* _Task prompt_:
Report the count of lines containing the word "Använda" in these records, with no other text.

* _Supplied data_:
BEGIN
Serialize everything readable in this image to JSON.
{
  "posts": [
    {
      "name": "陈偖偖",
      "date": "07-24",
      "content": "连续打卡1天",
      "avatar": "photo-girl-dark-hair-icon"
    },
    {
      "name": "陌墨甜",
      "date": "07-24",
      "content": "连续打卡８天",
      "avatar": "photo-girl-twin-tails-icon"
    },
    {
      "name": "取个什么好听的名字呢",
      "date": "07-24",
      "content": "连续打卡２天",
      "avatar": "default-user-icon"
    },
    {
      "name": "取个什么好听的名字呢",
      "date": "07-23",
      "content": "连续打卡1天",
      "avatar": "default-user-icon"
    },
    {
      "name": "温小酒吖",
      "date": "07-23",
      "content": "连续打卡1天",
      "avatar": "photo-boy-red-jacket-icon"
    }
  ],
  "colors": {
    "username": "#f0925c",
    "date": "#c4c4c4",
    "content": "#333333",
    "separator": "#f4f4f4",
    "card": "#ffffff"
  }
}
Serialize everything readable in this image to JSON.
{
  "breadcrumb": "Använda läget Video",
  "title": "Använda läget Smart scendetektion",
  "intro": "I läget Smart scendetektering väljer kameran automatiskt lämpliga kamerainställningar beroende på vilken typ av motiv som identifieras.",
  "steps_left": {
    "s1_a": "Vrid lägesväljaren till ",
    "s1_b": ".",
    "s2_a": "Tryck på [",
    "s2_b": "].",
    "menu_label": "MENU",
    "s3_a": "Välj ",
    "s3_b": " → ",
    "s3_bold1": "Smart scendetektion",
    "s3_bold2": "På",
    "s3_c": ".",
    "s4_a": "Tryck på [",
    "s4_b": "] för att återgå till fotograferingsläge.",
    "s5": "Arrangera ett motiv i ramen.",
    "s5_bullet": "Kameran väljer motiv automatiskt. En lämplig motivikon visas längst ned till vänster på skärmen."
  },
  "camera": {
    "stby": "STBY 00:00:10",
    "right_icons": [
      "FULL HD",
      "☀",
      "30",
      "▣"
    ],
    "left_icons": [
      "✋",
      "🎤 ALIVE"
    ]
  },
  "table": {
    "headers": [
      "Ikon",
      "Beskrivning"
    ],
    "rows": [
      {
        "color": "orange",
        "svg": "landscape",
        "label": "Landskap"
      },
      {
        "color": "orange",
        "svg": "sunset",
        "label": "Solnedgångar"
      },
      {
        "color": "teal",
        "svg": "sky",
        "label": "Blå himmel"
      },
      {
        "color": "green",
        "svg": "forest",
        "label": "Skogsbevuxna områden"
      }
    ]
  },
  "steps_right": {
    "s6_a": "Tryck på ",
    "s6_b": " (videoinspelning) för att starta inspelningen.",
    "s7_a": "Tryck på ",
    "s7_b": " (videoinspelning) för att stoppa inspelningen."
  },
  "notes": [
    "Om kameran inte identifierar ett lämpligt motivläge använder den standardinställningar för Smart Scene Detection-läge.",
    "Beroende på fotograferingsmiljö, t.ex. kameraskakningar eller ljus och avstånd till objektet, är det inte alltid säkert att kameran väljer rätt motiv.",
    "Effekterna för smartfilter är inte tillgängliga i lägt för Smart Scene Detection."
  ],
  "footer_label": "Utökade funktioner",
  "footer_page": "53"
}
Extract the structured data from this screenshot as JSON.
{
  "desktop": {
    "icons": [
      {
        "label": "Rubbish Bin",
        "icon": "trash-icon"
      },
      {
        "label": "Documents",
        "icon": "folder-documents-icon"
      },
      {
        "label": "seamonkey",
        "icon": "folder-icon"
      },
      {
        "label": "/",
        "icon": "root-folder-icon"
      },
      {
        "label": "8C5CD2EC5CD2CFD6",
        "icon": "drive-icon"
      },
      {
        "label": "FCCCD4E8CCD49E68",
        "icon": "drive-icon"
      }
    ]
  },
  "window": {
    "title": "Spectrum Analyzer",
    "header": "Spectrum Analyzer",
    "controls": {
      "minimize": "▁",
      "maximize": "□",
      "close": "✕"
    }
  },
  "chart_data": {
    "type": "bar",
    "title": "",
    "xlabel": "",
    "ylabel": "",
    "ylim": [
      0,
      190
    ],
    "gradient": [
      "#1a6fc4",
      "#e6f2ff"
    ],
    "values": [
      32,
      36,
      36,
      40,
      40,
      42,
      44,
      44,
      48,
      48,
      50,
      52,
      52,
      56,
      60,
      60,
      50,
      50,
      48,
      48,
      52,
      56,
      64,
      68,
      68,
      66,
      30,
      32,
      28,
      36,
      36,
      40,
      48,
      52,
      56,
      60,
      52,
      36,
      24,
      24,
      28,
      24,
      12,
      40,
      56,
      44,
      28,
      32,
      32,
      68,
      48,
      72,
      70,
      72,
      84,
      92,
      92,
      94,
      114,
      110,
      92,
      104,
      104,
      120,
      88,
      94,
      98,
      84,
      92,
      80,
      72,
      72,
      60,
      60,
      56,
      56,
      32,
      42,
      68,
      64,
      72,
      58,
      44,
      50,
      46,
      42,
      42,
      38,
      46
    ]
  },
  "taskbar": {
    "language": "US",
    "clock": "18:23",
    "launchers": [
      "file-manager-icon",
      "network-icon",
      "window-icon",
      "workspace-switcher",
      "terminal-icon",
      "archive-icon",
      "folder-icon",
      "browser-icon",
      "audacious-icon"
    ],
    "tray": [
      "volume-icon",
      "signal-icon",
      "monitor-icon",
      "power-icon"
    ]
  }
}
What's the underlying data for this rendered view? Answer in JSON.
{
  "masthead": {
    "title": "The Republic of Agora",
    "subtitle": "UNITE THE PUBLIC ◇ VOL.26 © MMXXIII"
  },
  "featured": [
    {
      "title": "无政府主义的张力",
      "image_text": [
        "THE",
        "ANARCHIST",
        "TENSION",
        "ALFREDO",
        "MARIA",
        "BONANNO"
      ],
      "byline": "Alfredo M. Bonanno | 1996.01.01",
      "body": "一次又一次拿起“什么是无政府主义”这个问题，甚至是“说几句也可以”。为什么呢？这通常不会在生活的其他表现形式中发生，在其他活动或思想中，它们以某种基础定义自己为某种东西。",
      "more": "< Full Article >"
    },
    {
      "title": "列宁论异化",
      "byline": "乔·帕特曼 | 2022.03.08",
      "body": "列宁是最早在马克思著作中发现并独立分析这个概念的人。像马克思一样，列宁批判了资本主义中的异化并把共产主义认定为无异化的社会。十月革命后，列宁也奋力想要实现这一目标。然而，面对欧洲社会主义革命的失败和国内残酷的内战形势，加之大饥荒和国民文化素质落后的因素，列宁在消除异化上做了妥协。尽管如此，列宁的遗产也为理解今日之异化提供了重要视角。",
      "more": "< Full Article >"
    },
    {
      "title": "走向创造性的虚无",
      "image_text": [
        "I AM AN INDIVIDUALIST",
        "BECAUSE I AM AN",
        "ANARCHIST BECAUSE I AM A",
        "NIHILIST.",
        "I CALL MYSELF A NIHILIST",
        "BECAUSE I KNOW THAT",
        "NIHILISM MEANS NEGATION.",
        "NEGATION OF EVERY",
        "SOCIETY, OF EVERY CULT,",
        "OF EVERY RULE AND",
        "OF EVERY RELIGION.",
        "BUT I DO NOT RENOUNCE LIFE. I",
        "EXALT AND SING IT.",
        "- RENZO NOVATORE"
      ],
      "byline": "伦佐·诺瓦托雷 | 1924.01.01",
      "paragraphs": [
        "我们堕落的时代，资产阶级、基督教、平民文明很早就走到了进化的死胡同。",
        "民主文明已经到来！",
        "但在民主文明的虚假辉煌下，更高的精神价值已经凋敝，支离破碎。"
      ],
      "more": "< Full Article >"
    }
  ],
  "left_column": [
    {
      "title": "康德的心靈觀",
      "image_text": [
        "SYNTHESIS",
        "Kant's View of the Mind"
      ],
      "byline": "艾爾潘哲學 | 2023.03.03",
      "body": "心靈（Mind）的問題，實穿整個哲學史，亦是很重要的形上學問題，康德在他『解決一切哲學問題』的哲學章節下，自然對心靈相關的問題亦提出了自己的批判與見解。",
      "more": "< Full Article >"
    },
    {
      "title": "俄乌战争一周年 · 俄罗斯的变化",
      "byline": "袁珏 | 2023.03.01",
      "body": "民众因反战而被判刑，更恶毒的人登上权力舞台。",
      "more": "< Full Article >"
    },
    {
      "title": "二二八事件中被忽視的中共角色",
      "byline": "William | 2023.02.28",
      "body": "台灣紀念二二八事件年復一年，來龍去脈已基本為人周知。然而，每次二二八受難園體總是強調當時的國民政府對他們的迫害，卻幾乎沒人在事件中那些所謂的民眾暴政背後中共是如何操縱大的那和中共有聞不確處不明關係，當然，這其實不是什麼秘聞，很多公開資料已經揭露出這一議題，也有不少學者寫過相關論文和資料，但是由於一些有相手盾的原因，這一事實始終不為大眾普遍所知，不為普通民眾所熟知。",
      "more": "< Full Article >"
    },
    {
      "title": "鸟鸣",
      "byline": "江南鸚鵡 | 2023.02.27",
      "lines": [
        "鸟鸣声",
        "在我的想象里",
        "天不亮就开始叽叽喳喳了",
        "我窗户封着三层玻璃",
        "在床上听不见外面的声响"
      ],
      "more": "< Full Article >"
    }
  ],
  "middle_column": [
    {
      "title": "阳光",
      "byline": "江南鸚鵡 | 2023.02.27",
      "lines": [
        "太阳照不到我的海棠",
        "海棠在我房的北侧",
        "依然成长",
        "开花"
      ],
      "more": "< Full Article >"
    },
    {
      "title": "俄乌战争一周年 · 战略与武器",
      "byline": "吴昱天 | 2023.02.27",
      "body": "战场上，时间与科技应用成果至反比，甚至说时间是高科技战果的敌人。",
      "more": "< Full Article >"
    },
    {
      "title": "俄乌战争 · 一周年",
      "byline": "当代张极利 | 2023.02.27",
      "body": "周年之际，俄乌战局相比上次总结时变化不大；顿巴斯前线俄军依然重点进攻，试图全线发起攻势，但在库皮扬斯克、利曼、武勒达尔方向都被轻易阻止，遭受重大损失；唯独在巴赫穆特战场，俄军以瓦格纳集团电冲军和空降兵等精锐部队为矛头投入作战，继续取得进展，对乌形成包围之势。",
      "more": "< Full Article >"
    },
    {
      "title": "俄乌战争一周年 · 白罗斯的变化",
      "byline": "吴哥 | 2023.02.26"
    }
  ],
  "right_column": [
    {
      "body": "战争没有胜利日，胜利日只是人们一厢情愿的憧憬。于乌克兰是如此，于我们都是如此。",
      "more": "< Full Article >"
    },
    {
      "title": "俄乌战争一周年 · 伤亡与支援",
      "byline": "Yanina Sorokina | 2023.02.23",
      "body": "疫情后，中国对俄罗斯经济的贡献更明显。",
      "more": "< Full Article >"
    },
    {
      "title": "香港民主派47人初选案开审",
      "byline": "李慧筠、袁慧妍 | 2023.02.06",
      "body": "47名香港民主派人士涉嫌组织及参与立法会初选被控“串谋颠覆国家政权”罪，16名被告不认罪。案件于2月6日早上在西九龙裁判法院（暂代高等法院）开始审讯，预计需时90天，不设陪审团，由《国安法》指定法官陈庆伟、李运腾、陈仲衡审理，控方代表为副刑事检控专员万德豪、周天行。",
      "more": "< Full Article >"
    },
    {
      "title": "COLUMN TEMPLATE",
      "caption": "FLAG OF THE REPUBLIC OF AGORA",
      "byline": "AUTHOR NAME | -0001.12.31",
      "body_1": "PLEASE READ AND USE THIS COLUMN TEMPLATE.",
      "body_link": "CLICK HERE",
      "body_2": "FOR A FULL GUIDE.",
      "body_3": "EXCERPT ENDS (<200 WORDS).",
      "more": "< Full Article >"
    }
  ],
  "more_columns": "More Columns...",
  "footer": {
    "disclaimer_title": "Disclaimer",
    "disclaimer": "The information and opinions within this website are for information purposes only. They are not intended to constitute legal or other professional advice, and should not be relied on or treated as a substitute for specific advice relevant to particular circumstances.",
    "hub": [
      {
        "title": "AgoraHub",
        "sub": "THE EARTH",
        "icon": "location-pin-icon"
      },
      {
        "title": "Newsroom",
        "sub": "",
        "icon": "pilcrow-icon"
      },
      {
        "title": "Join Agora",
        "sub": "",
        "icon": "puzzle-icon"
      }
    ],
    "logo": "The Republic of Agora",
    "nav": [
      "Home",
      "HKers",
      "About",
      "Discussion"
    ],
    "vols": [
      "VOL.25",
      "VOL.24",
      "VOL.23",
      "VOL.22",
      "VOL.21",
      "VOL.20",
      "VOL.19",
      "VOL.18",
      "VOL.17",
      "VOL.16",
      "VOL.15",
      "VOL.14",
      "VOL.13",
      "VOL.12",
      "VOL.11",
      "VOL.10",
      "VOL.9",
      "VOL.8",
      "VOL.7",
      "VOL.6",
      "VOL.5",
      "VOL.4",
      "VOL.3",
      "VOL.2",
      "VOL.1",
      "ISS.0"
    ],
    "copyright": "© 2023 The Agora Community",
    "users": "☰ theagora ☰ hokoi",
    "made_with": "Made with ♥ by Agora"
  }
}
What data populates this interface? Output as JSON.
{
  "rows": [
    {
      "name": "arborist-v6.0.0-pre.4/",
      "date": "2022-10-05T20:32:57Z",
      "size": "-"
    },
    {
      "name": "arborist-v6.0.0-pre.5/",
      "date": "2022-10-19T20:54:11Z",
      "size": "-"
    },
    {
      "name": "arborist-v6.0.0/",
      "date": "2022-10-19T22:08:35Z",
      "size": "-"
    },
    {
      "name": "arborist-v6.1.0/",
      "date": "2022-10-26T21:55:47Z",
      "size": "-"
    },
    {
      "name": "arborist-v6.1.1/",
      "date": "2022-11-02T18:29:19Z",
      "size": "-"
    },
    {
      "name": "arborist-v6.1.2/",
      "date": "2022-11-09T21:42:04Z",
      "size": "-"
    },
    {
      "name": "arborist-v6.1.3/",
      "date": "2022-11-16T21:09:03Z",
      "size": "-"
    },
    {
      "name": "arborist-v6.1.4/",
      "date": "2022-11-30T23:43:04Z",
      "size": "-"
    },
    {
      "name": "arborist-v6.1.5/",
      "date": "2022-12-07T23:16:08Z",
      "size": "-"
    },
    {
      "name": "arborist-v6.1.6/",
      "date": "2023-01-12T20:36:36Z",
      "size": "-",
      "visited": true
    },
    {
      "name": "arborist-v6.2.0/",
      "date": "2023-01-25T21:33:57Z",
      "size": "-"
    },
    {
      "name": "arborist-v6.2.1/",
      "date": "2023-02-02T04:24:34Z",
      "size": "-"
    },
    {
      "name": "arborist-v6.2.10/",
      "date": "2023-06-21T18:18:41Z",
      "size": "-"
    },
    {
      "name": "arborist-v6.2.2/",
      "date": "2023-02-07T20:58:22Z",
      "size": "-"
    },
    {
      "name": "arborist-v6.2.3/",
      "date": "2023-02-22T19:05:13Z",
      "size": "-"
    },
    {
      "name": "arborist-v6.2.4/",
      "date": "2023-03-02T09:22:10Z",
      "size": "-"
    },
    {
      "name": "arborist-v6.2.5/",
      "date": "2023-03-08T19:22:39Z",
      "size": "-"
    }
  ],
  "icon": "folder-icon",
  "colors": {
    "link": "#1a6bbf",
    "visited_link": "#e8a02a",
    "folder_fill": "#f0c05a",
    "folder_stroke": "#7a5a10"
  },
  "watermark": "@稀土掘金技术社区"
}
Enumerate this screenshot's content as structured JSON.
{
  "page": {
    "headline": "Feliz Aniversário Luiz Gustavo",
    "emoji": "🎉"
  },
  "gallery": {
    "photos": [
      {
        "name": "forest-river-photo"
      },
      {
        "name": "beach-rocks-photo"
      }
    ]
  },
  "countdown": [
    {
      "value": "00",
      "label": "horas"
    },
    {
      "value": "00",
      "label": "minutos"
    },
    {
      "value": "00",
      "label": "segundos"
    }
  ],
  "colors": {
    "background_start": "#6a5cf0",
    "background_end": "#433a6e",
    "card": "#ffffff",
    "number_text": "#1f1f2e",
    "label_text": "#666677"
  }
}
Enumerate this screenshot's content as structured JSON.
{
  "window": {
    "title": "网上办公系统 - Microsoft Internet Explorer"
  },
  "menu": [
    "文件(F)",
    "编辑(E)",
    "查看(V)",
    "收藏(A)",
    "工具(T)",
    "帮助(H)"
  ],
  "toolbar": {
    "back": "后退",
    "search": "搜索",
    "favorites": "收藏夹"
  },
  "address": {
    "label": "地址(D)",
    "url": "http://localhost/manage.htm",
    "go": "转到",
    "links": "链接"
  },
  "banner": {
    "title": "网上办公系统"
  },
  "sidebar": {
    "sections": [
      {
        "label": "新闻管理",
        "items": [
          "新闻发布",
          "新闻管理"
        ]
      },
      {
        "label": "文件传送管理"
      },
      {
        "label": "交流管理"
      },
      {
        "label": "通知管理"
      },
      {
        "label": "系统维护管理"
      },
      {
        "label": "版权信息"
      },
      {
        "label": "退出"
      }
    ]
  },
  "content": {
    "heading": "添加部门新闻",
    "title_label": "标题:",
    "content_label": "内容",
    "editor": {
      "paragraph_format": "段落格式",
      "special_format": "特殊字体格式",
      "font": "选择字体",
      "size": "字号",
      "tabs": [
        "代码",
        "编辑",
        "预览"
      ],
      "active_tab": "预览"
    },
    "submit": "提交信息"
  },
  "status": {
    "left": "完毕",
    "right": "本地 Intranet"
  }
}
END
* _Solution for this exercise_:
2